William Nehill, 70, of Orchard Park was ordered Wednesday by Senior U.S. District Judge William M. Skretny to serve 90 days in federal prison, spend two years on supervised release and pay the U.S. government $6,246,605 for his role in an international metals customs fraud involving Chinese magnesium powder that cheated the U.S. government out of a Customs duty loss of nearly $6.3 million.
Nehill, who pleaded guilty five years ago to conspiracy to smuggle merchandise into the U.S., was sentenced a day after Pennsylvania businessman Gregory Magness, 67 and his son, Justin Magness,39, were sentenced in the same scheme. Nehill, through his company which imported specialty metals, was convicted of helping Gregory Magness beat a 305.56 percent anti-dumping duty on Chinese magnesium powder in the early part of this century. Magness sold the magnesium powder to the federal government for the use by the U.S. military for flare products.

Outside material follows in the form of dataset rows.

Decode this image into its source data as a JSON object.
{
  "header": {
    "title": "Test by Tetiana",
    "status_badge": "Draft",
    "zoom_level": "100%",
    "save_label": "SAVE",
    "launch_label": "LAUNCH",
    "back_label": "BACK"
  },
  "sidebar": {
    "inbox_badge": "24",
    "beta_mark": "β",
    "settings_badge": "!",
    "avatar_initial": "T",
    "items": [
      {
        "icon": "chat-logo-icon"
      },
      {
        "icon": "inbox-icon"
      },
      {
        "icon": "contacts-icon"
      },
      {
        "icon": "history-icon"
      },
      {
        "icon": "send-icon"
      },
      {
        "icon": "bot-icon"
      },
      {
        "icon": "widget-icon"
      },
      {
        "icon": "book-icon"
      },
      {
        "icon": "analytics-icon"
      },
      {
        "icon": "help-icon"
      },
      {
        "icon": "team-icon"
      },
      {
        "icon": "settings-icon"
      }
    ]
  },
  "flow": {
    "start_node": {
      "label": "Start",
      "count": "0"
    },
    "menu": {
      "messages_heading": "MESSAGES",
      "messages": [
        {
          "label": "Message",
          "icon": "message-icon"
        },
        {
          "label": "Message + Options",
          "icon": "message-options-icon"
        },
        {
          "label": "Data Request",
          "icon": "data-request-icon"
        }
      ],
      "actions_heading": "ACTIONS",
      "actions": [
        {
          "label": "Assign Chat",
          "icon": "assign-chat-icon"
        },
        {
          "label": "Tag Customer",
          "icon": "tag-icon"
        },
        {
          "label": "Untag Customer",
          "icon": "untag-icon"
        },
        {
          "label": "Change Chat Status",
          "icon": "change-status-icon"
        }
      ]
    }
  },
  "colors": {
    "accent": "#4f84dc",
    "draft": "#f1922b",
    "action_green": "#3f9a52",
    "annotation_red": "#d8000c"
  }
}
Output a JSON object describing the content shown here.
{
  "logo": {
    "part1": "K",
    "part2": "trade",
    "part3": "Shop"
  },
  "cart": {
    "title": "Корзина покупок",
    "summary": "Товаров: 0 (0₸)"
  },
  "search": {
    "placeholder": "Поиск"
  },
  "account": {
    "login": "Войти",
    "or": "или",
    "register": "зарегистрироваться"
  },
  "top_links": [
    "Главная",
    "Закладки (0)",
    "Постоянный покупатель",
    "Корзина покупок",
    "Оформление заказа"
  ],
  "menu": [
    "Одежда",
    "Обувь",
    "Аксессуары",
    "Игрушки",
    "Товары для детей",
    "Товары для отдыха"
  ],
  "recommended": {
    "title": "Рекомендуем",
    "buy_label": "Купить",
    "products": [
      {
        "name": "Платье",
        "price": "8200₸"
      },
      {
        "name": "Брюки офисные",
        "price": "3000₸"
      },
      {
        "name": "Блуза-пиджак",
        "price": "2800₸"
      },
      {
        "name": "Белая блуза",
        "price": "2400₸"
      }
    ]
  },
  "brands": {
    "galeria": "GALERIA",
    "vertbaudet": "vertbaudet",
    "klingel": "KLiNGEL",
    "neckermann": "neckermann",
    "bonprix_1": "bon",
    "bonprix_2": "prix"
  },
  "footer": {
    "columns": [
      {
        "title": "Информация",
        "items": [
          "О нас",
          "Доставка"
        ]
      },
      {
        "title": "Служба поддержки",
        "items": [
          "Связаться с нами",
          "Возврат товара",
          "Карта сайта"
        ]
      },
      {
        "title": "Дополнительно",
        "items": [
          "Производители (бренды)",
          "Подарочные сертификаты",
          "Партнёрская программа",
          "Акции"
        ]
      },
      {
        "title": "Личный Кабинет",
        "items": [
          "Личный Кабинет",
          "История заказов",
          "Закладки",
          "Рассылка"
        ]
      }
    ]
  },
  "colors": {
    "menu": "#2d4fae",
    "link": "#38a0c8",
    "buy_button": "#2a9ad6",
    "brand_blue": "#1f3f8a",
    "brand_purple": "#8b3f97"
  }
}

Magness of Polk, Pa, was sent to federal prison for 18 months and ordered by Skretny to also reimburse the U.S. government nearly $6.3 million for his crime. The younger Magness was placed on probation and ordered to make a $4500 payment to the federal government for the fraud. Last July Skretny sentenced Utah businessman Eldon Bott, 67, of Brigham City, Utah, to two years probation and ordered him to forfeit $55,660 and pay a $5,000 fine for his role in the Magness-lead customs fraud.
U.S. Attorney William J. Hochul, Jr., said “this case revealed the extent to which some individuals sought to evade the country’s importation laws, while risking the lives of American war fighters in the process.” Hochul said Nehill’s sentencing “concludes this particular prosecution.”